• **Exercise**: Lines from the records below that contain the word "Bureaublad" are to be copied out.

[Opening Entries supplied section]

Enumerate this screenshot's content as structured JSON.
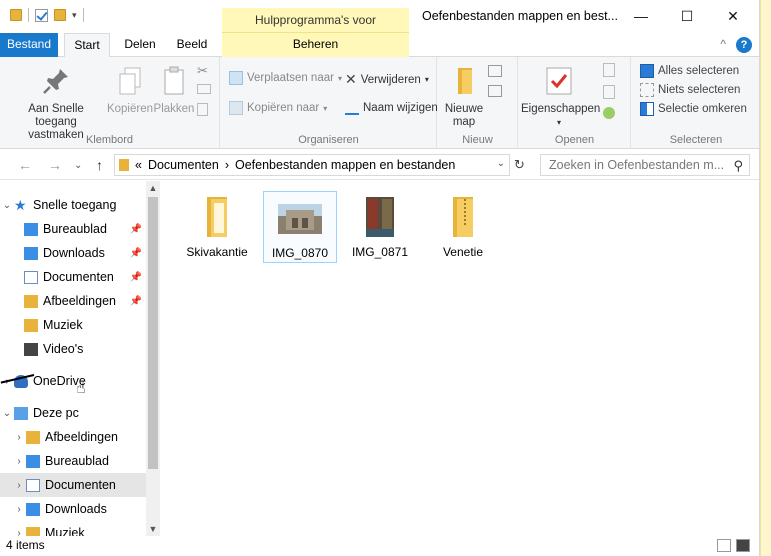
{
  "title_bar": {
    "contextual_tab_title": "Hulpprogramma's voor afbeeldingen",
    "window_title": "Oefenbestanden mappen en best...",
    "minimize": "—",
    "maximize": "☐",
    "close": "✕"
  },
  "tabs": {
    "bestand": "Bestand",
    "start": "Start",
    "delen": "Delen",
    "beeld": "Beeld",
    "beheren": "Beheren"
  },
  "ribbon": {
    "klembord": {
      "label": "Klembord",
      "pin": "Aan Snelle toegang vastmaken",
      "copy": "Kopiëren",
      "paste": "Plakken"
    },
    "organiseren": {
      "label": "Organiseren",
      "move_to": "Verplaatsen naar",
      "copy_to": "Kopiëren naar",
      "delete": "Verwijderen",
      "rename": "Naam wijzigen"
    },
    "nieuw": {
      "label": "Nieuw",
      "new_folder": "Nieuwe map"
    },
    "openen": {
      "label": "Openen",
      "properties": "Eigenschappen"
    },
    "selecteren": {
      "label": "Selecteren",
      "select_all": "Alles selecteren",
      "select_none": "Niets selecteren",
      "invert": "Selectie omkeren"
    }
  },
  "address": {
    "prefix": "«",
    "crumb1": "Documenten",
    "sep": "›",
    "crumb2": "Oefenbestanden mappen en bestanden",
    "search_placeholder": "Zoeken in Oefenbestanden m..."
  },
  "nav": {
    "quick_access": "Snelle toegang",
    "bureaublad": "Bureaublad",
    "downloads": "Downloads",
    "documenten": "Documenten",
    "afbeeldingen": "Afbeeldingen",
    "muziek": "Muziek",
    "videos": "Video's",
    "onedrive": "OneDrive",
    "deze_pc": "Deze pc",
    "pc_afbeeldingen": "Afbeeldingen",
    "pc_bureaublad": "Bureaublad",
    "pc_documenten": "Documenten",
    "pc_downloads": "Downloads",
    "pc_muziek": "Muziek"
  },
  "files": [
    {
      "name": "Skivakantie",
      "type": "folder"
    },
    {
      "name": "IMG_0870",
      "type": "image"
    },
    {
      "name": "IMG_0871",
      "type": "image"
    },
    {
      "name": "Venetie",
      "type": "zip"
    }
  ],
  "status": {
    "count": "4 items"
  },
  "colors": {
    "accent": "#1979ca",
    "folder": "#e8b33b",
    "contextual": "#fff8b8"
  }
}
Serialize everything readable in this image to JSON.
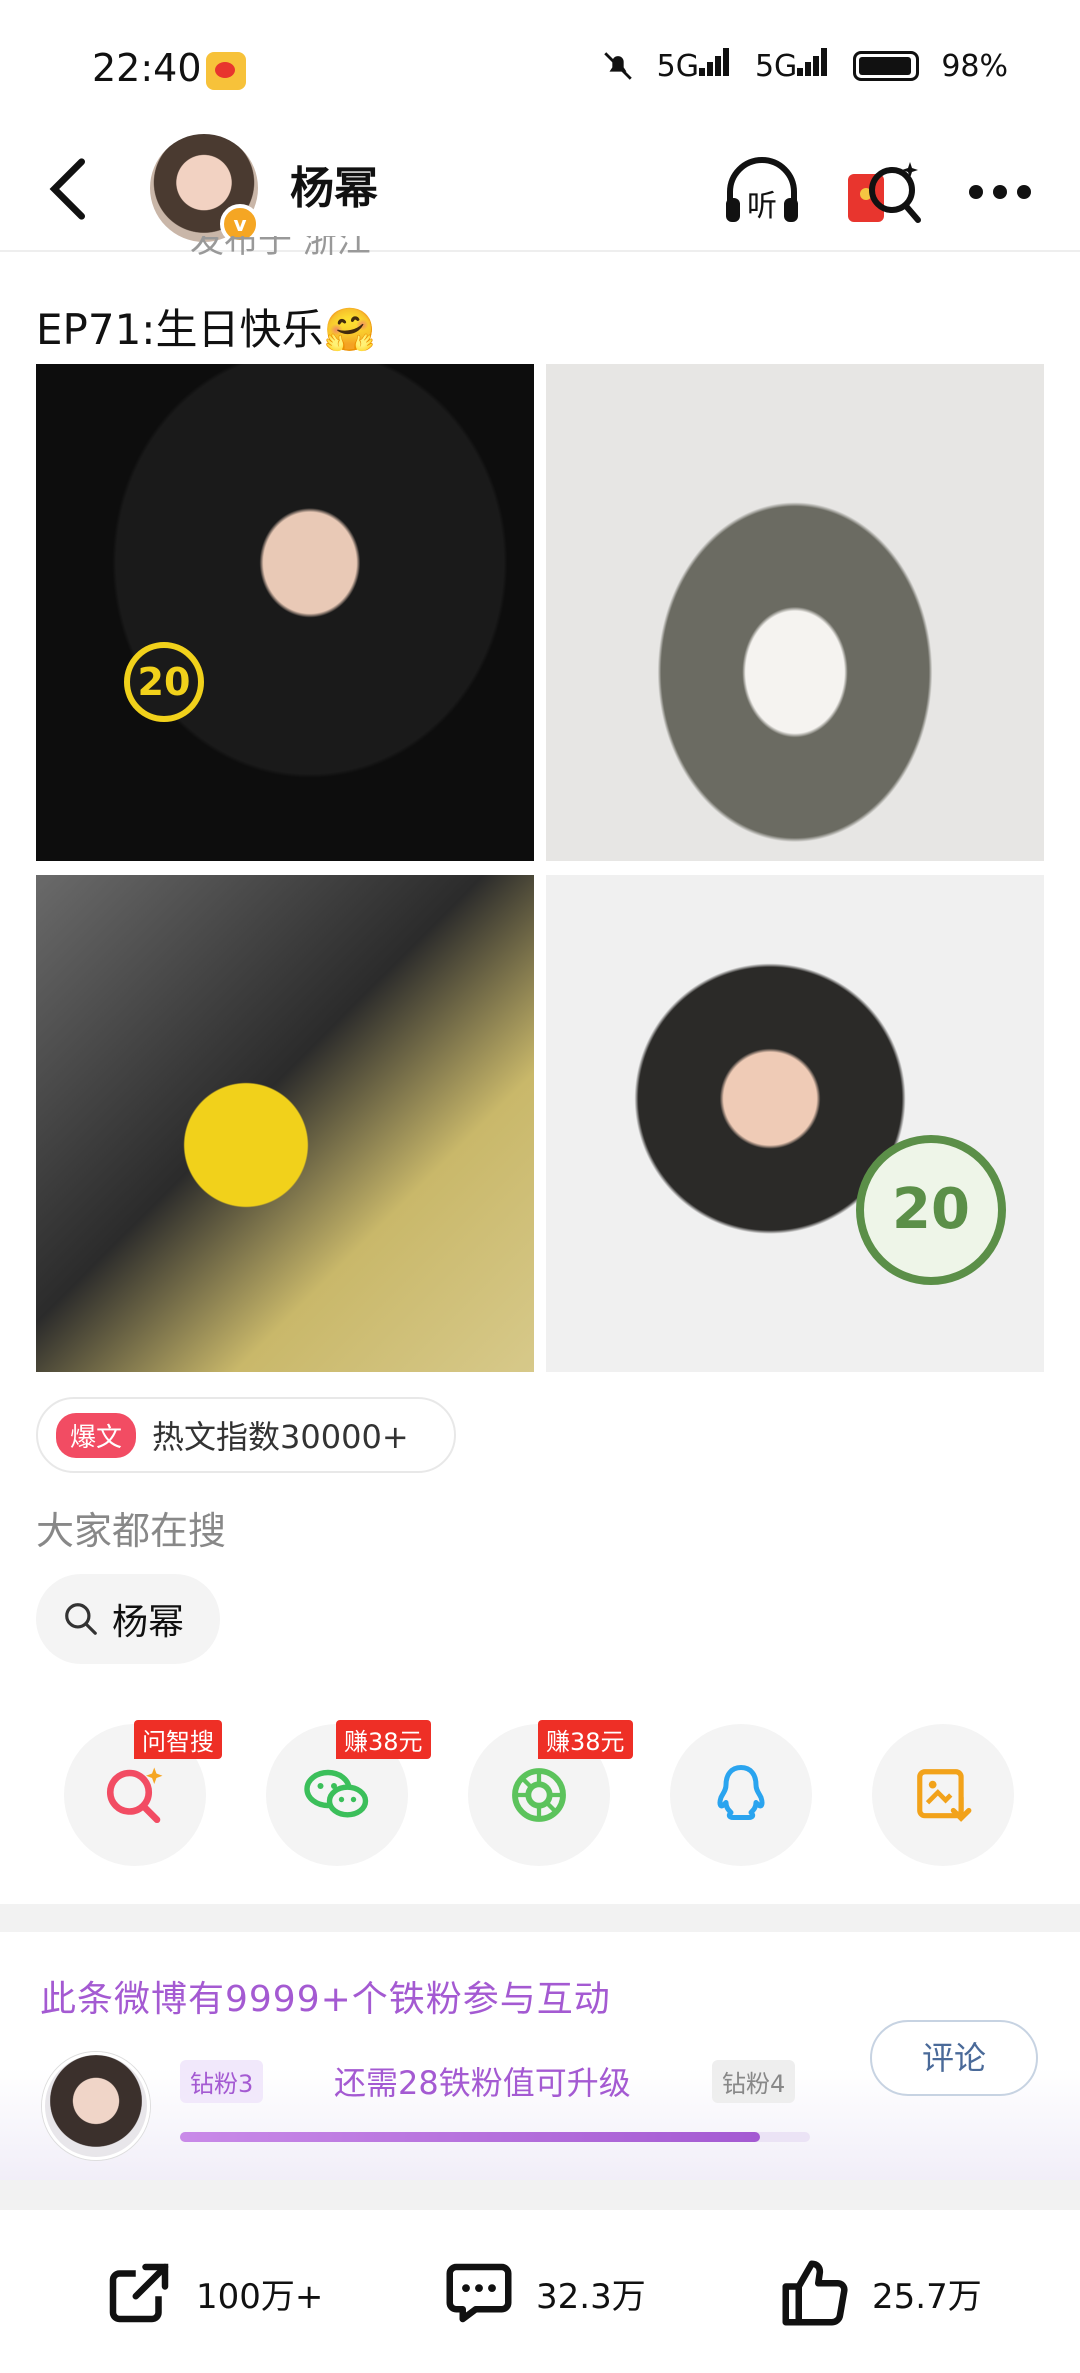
{
  "status": {
    "time": "22:40",
    "network1": "5G",
    "network2": "5G",
    "battery": "98%"
  },
  "nav": {
    "name": "杨幂",
    "listen_icon": "listen-icon",
    "redpacket_icon": "redpacket-search-icon",
    "more_icon": "more-icon"
  },
  "post": {
    "partial_text": "发布于 浙江",
    "title": "EP71:生日快乐🤗"
  },
  "images": [
    {
      "label": "20"
    },
    {
      "label": ""
    },
    {
      "label": ""
    },
    {
      "label": "20"
    }
  ],
  "hot": {
    "tag": "爆文",
    "text": "热文指数30000+"
  },
  "search": {
    "title": "大家都在搜",
    "chip": "杨幂"
  },
  "share_row": [
    {
      "name": "wenzhisou",
      "badge": "问智搜",
      "color": "#f24c63"
    },
    {
      "name": "wechat",
      "badge": "赚38元",
      "color": "#3bbf5a"
    },
    {
      "name": "moments",
      "badge": "赚38元",
      "color": "#5cc35c"
    },
    {
      "name": "qq",
      "badge": "",
      "color": "#2aa4ef"
    },
    {
      "name": "save-image",
      "badge": "",
      "color": "#f2a21a"
    }
  ],
  "fans": {
    "headline": "此条微博有9999+个铁粉参与互动",
    "level_current": "钻粉3",
    "level_next": "钻粉4",
    "need_text": "还需28铁粉值可升级",
    "progress": 0.92,
    "comment_btn": "评论"
  },
  "actions": {
    "share": "100万+",
    "comment": "32.3万",
    "like": "25.7万"
  }
}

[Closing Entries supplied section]

• **Exercise output**:
    "bureaublad": "Bureaublad",
    "pc_bureaublad": "Bureaublad",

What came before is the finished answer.